### SUPPLIED RECORDS:
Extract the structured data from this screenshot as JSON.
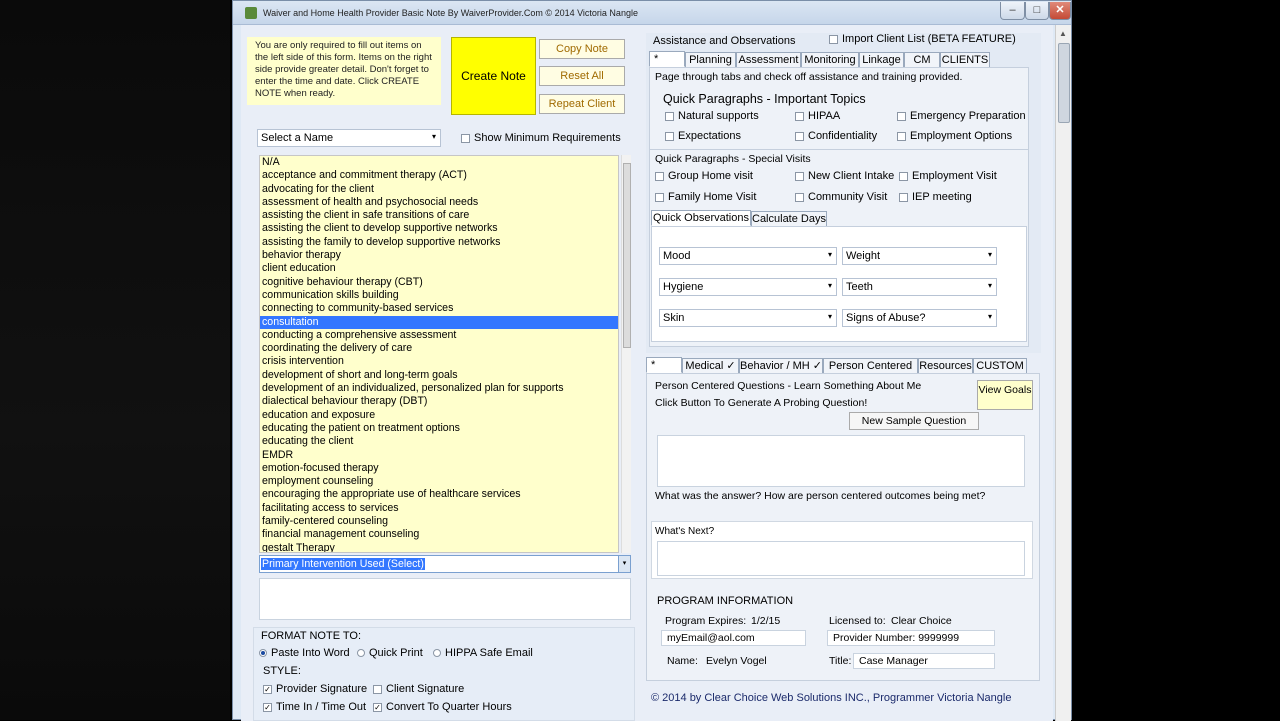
{
  "window": {
    "title": "Waiver and Home Health Provider Basic Note By WaiverProvider.Com © 2014 Victoria Nangle",
    "min_glyph": "–",
    "max_glyph": "□",
    "close_glyph": "✕"
  },
  "left": {
    "intro_text": "You are only required to fill out items on the left side of this form.  Items on the right side provide greater detail.  Don't forget to enter the time and date. Click CREATE NOTE when ready.",
    "create_note_label": "Create Note",
    "copy_note_label": "Copy Note",
    "reset_all_label": "Reset All",
    "repeat_client_label": "Repeat Client",
    "select_name_value": "Select a Name",
    "show_min_req_label": "Show Minimum Requirements",
    "interventions": [
      "N/A",
      "acceptance and commitment therapy (ACT)",
      "advocating for the client",
      "assessment of health and psychosocial needs",
      "assisting the client in safe transitions of care",
      "assisting the client to develop supportive networks",
      "assisting the family to develop supportive networks",
      "behavior therapy",
      "client education",
      "cognitive behaviour therapy (CBT)",
      "communication skills building",
      "connecting to community-based services",
      "consultation",
      "conducting a comprehensive assessment",
      "coordinating the delivery of care",
      "crisis intervention",
      "development of short and long-term goals",
      "development of an individualized, personalized plan for supports",
      "dialectical behaviour therapy (DBT)",
      "education and exposure",
      "educating the patient on treatment options",
      "educating the client",
      "EMDR",
      "emotion-focused therapy",
      "employment counseling",
      "encouraging the appropriate use of healthcare services",
      "facilitating access to services",
      "family-centered counseling",
      "financial management counseling",
      "gestalt Therapy"
    ],
    "selected_intervention_index": 12,
    "primary_intervention_value": "Primary Intervention Used (Select)",
    "format_note_label": "FORMAT NOTE TO:",
    "format_options": [
      "Paste Into Word",
      "Quick Print",
      "HIPPA Safe Email"
    ],
    "style_label": "STYLE:",
    "style_options": [
      {
        "label": "Provider Signature",
        "checked": true
      },
      {
        "label": "Client Signature",
        "checked": false
      },
      {
        "label": "Time In / Time Out",
        "checked": true
      },
      {
        "label": "Convert To Quarter Hours",
        "checked": true
      }
    ],
    "check_glyph": "✓",
    "caret": "▾"
  },
  "right": {
    "assist_header": "Assistance and Observations",
    "import_label": "Import Client List (BETA FEATURE)",
    "top_tabs": [
      "*",
      "Planning",
      "Assessment",
      "Monitoring",
      "Linkage",
      "CM",
      "CLIENTS"
    ],
    "page_through_text": "Page through tabs and check off assistance and training provided.",
    "quick_para_title": "Quick Paragraphs - Important Topics",
    "important_topics": [
      "Natural supports",
      "HIPAA",
      "Emergency Preparation",
      "Expectations",
      "Confidentiality",
      "Employment  Options"
    ],
    "special_visits_title": "Quick Paragraphs - Special Visits",
    "special_visits": [
      "Group Home visit",
      "New Client Intake",
      "Employment Visit",
      "Family Home Visit",
      "Community Visit",
      "IEP meeting"
    ],
    "obs_tabs": [
      "Quick Observations",
      "Calculate Days"
    ],
    "observations": [
      "Mood",
      "Weight",
      "Hygiene",
      "Teeth",
      "Skin",
      "Signs of Abuse?"
    ],
    "bottom_tabs": [
      "*",
      "Medical ✓",
      "Behavior / MH ✓",
      "Person Centered ✓",
      "Resources",
      "CUSTOM"
    ],
    "person_centered_title": "Person Centered Questions - Learn Something About Me",
    "click_button_text": "Click Button To Generate A Probing Question!",
    "view_goals_label": "View Goals",
    "new_sample_label": "New Sample Question",
    "answer_prompt": "What was the answer?  How are person centered outcomes being met?",
    "whats_next_label": "What's Next?",
    "program_info_title": "PROGRAM INFORMATION",
    "program_expires_label": "Program Expires:",
    "program_expires_value": "1/2/15",
    "licensed_to_label": "Licensed to:",
    "licensed_to_value": "Clear Choice",
    "email_value": "myEmail@aol.com",
    "provider_number_value": "Provider Number:  9999999",
    "name_label": "Name:",
    "name_value": "Evelyn Vogel",
    "title_label": "Title:",
    "title_value": "Case Manager",
    "footer": "© 2014 by Clear Choice Web Solutions INC., Programmer Victoria Nangle"
  }
}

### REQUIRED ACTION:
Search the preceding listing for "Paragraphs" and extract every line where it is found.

### SOLUTION TO THE EXERCISE:
    "quick_para_title": "Quick Paragraphs - Important Topics",
    "special_visits_title": "Quick Paragraphs - Special Visits",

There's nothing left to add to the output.